Marriage equality

Successful leaders, advocates and protesters know how to seize the perfect moment. In 2017, the time had finally come for marriage equality. 

From September to November 2017, a postal survey run by the Australian Bureau of Statistics asked everyone on the Australian electoral roll: 'Should the law be changed to allow same-sex couples to marry?'

A clear majority – 61.6 percent of respondents – replied 'Yes'. Those in favour had run one of the most colourful campaigns in Australian history, literally using every colour of the LGBTIQA+ Pride rainbow.

Sydney artist Eloise Murphy made an especially memorable statement when she 'yarn bombed' a bicycle and parked it outside the private residence of (then) Prime Minister Malcolm Turnbull, and his wife, Lucy. 

'Random acts of crochet kindness': Eloise Murphy

Everyone is having their say but not many say it in crochet.

– Lucy Turnbull, October 2017

Sydney artist Eloise Murphy is not a noisy protestor.
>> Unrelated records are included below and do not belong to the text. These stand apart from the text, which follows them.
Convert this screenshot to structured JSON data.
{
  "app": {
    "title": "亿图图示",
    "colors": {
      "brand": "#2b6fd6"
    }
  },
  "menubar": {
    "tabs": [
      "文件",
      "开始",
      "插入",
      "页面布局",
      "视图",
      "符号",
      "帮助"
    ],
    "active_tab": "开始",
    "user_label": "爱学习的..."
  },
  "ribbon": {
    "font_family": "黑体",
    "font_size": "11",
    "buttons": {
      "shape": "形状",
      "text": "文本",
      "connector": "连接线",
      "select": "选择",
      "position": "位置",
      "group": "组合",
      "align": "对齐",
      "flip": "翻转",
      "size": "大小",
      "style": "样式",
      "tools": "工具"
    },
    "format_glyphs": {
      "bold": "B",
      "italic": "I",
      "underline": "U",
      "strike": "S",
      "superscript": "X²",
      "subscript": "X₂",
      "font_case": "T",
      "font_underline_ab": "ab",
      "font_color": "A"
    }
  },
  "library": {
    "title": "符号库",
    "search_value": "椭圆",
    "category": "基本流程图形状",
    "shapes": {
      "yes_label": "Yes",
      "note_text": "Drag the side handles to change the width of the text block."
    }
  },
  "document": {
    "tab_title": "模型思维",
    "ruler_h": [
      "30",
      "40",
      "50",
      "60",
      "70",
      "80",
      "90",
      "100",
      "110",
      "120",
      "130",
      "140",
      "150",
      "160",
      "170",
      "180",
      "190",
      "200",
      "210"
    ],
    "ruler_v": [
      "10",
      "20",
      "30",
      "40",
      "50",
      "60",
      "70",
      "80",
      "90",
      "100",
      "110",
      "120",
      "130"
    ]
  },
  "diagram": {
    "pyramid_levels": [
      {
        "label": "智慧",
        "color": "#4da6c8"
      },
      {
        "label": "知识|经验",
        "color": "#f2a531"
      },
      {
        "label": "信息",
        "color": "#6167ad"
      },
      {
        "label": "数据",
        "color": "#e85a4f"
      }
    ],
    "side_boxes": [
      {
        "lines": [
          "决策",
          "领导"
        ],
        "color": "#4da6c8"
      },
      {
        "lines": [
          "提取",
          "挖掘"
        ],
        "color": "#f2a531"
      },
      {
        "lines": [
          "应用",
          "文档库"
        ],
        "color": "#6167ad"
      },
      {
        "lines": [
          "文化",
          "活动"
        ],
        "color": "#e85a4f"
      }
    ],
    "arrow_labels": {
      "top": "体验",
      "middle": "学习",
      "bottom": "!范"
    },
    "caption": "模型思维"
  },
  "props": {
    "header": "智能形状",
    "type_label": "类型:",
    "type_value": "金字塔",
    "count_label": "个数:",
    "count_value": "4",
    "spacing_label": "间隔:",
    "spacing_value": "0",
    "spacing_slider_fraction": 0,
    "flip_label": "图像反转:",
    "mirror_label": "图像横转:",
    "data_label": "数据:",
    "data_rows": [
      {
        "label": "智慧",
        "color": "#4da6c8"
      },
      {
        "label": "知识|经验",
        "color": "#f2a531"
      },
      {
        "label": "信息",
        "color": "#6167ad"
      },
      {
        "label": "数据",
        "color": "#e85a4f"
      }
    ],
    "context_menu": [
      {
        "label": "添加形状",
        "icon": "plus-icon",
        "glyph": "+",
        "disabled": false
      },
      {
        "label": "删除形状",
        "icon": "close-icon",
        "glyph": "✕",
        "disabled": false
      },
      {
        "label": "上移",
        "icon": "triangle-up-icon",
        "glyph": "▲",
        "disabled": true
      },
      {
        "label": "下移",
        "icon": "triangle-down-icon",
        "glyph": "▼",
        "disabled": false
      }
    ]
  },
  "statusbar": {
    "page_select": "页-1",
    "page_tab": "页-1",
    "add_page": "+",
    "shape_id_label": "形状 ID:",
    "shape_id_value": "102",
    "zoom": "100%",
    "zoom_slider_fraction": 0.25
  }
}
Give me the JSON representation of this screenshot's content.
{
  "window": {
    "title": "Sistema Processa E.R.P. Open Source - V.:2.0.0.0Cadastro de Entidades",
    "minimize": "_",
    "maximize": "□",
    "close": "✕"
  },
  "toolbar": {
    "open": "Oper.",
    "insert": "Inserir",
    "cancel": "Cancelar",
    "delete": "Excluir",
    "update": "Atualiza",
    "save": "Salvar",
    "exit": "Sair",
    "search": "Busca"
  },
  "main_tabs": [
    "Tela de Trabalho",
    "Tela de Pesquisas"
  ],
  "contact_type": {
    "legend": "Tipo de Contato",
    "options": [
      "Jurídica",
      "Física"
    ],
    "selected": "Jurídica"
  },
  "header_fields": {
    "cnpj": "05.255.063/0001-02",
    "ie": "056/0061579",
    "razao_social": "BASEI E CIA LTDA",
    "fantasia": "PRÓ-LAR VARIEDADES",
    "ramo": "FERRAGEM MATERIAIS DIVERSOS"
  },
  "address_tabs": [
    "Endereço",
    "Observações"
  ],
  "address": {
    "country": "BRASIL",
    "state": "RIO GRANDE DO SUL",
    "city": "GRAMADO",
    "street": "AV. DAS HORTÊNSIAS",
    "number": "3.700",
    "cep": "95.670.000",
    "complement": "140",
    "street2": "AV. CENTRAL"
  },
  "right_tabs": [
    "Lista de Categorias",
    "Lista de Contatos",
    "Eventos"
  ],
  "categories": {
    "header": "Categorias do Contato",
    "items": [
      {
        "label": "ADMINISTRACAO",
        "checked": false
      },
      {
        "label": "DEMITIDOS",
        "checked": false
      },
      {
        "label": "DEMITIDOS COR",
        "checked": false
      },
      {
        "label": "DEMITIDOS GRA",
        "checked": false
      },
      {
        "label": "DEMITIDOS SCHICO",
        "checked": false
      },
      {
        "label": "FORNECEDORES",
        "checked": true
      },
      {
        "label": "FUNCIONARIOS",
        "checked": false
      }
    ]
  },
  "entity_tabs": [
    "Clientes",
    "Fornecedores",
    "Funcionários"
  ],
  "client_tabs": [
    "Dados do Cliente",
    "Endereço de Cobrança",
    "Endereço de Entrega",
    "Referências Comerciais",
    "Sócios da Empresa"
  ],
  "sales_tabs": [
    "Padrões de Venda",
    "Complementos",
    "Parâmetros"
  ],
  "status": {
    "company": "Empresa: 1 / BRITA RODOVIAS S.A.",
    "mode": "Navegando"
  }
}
Her activism begins with a crochet hook and a ball of yarn.

Part street-artist, part 'craftivist', Eloise uses 'yarn bombing' as a technique to turn the ordinary – a pole, a fence, a bicycle – into something extraordinary. For her it's a way to cut through the relentless cynicism and negativity in our world. 

In the yarn-bombing community, Eloise is known as 'Treble Maker', a nod to her favourite crochet stitch.

During the COVID-19 pandemic Eloise and a friend crocheted hundreds of tiny 'love hearts' to attach to fences and letterboxes in their neighbourhood. 'Random acts of crochet kindness', she calls them. The aim is to bring a smile to people's faces. 

This story is featured in National Archives's exhibition Disrupt, persist, invent: Australians in an ever-changing world.